Unless you're already aware of what's inside, you'll likely mistake this little yellow house in Rainey Street District for... well, a house. The sneaky, unlabeled spot is actually El Naranjo, owned and operated by renowned chefs and power couple Iliana and Ernesto de la Vega. These two whip up some of Austin's most authentic and traditional Mexican fare, like flank steak tacos and Oaxacan mole, with ease and always keep more than a few bottles of mezcal on hand. opened El Naranjo to bring traditional Mexican cuisine to Austin. El Naranjo makes their own salsas, moles, breads, and corn tortillas with fresh and seasonal ingredients.
Despite the name, Taco Flats is much more of a bar than a taco joint -- though it would serve you well to arrive hungry and thirsty. This famous hippie hangout of the 1970s shuttered almost 30 years ago, and has now been revived in its original Burnet Rd location. The dive bar has received a facelift and has a sleek sports bar look, over 30 craft beers on tap, six wines on tap, and a cocktail program helmed by veterans from Midnight Cowboy and Eastside Showroom. Must-tries include the Agave Old Fashioned (reposado tequila, mezcal, honey, mole bitters), El Chuco (Sotol Blanco, fresh lime, orgeat, mole bitters) and the No-mah-mes (espadin mezcal, green Chartreuse, maraschino liqueur, fresh lime, spicy bitters). True to old-school Austin, their menu runs the gamut from carnitas tortas to hemp seed burgers and "hippie tacos" with grilled Oaxaca cheese, refried black beans, and house pickled escabeche -- all on delicate, house-made tortillas, of course.

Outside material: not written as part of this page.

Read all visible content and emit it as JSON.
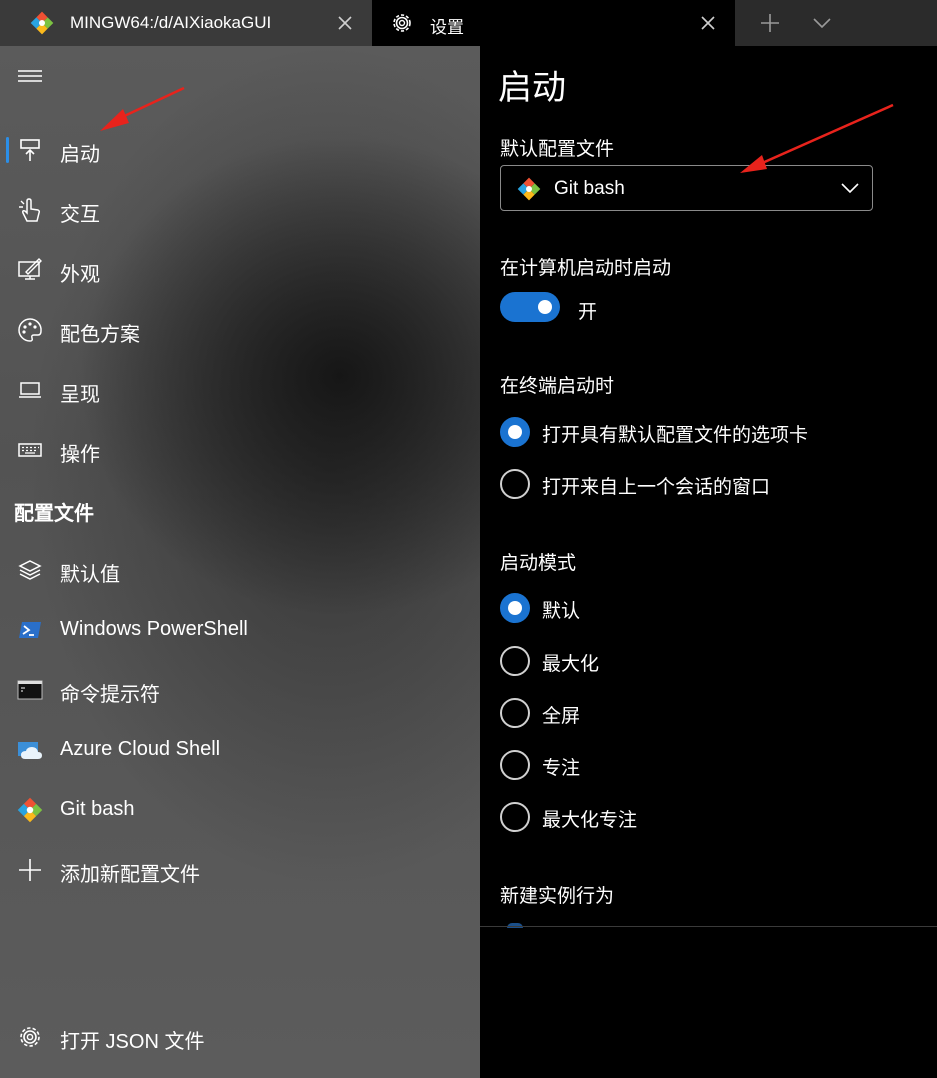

Boasting a number of Southern-inspired menu items -- such as shrimp and grits, family-style braised greens, and pork confit fritters -- Jacoby's Mercantile is the perfect spot for al fresco with friends, offering a view of the Colorado River most people have never seen. Must-try items include the Muskoka Smash (Bulleit Rye, blackberry, basil, & lemon), and for "supper" a Bone-In Ribeye with a side of Mac-n-Cheese (made with sour cream and Roggenbier).
Do you know where to go when you’re in the mood for margaritas and chips and salsa (and queso and ceviche... )? El Alma is the answer. In addition to a generous happy hour, the Barton Springs restaurant has a shady rooftop with views of Austin’s skyline. Pro-tip: order the The Margarita Chilanga, an ice-cold frozen margarita infused with a spicy chili powder, for the ultimate local's wind-down experience.
Coffee joint by day and cocktail lounge/dive by night, Rio Rita is a cozy couch-filled respite on East Sixth that's great for grabbing a drink and a snack at any time. Try its jalapeño-infused margarita, made with 100% agave tequila, Paula’s Texas Orange liqueur, fresh lime juice, and agave nectar -- its spicy kick will wake you up. Bar bites include pizza (from East Side Pies), and homemade salsa and hummus with chips.